SpaceX has a history of sending unlikely objects outside Earth's atmosphere. According to DailyStar, they previously launched a 2008-model Tesla Roadstar into space, which has reached a year-long orbit around the Sun. As such, they are no strangers to eccentric space cargos.
Many researchers take advantage of ISS low-gravity environments to launch different and exciting experiments. In this most recent delivery, ISS received ants, fruits, and a robotic arm from SpaceX.
According to CBS Miami, Dragon delivered fresh foods like avocados, lemons, and ice cream for the seven astronauts onboard the ISS. These are classified as provisions and treats for the hardworking researchers.
A section of the payload included samples of concrete, solar cells, and other materials that need to be tested in a weightless environment.
The Girl Scouts of Citrus also delivered three student-led investigations to space, all meant to evaluate the characteristic of living organisms in low-Earth orbit.
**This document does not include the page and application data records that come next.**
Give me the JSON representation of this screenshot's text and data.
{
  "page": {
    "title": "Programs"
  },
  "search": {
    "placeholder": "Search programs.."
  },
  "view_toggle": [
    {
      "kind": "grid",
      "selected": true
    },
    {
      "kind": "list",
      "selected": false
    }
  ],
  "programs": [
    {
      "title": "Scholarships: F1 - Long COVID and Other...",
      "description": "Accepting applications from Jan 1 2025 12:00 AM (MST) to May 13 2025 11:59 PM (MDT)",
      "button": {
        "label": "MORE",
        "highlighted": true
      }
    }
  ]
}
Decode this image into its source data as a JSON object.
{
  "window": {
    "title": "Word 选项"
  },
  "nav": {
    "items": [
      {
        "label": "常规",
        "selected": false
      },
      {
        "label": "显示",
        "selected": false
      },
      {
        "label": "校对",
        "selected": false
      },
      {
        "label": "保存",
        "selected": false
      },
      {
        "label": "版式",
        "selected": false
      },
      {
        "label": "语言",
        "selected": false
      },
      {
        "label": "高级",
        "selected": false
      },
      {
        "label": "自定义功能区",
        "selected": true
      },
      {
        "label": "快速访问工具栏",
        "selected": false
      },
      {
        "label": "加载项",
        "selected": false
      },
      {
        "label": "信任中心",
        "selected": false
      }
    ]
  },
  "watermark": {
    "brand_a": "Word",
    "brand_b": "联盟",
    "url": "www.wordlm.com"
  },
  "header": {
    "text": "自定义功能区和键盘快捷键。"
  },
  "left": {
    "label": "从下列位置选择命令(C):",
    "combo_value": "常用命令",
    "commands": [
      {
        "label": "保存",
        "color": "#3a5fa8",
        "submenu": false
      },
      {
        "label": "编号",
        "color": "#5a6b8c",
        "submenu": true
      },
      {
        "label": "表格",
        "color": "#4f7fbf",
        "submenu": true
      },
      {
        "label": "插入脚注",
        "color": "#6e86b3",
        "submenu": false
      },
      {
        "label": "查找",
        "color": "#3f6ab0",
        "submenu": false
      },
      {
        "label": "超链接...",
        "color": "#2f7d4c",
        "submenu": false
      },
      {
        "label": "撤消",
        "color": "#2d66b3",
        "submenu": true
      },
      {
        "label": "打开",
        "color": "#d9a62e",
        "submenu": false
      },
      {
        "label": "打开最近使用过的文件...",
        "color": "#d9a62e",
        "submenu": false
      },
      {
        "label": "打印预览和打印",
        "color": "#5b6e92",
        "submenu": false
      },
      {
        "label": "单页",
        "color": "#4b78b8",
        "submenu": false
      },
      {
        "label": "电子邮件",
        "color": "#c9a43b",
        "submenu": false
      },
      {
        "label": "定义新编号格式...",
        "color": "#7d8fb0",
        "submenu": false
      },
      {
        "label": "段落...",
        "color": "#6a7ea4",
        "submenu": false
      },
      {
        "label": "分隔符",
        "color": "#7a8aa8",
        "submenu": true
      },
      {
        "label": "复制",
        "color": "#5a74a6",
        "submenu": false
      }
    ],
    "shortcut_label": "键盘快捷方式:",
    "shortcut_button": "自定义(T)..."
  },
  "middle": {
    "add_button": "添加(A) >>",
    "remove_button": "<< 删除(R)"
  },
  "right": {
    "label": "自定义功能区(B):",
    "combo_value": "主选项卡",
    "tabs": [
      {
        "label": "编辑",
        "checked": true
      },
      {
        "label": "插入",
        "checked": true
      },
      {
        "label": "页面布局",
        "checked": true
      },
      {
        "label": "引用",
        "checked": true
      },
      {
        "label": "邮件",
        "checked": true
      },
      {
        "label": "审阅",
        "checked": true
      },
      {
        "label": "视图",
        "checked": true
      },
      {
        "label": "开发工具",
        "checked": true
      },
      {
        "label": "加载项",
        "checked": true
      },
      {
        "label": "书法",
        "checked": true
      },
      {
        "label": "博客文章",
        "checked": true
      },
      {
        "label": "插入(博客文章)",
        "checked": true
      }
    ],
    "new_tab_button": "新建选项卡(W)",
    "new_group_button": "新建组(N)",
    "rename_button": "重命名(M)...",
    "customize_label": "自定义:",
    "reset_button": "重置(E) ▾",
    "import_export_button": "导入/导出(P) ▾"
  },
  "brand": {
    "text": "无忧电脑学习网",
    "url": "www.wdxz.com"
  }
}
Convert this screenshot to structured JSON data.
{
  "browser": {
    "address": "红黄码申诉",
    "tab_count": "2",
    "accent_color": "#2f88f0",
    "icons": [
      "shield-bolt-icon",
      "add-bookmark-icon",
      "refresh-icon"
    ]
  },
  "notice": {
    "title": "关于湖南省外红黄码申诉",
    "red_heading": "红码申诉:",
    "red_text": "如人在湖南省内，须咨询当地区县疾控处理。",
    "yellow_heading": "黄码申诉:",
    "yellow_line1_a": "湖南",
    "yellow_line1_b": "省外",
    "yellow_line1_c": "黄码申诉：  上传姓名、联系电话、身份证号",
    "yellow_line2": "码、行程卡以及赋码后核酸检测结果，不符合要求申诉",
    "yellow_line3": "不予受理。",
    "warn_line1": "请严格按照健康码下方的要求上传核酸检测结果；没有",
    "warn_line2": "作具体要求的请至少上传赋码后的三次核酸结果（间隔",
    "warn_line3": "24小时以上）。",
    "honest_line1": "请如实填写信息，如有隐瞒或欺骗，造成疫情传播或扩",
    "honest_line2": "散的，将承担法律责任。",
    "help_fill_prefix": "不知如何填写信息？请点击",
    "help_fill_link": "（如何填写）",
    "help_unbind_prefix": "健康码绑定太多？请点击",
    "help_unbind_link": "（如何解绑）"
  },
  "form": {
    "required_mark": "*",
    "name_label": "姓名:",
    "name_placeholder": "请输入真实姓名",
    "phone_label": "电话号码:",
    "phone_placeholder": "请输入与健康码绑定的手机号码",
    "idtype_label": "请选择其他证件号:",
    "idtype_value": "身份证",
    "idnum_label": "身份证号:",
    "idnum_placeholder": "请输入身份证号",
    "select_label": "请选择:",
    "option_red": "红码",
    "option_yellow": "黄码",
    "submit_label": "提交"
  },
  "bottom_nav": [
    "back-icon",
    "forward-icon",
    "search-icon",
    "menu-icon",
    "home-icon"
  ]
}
These experiments involved ants, brine shrimps, and plants.
Researchers from the Houston Methodist Research Institute have a long history with the ISS. Their latest delivery was a tunable drug delivery implant that, in theory, could be remotely controlled to release specific amounts of a drug in the body. If completed, this tool should be able to provide individualized treatment for different patients.
University of Wisconsin-Madison scientists also contributed mouse-ear cress, a small flowering plant used for genetic research.
Lastly, the Japanese start-up company Gitai Inc sent an experimental robotic arm designed to undertake minor repairs on the spacecraft and perform mundane chores normally done by the astronauts. Ideally, this arm would also be upgraded for futures space ventures, like remotely building lunar bases for space exploration.
This should be an exciting few weeks of non-stop experiments for the ISS crew.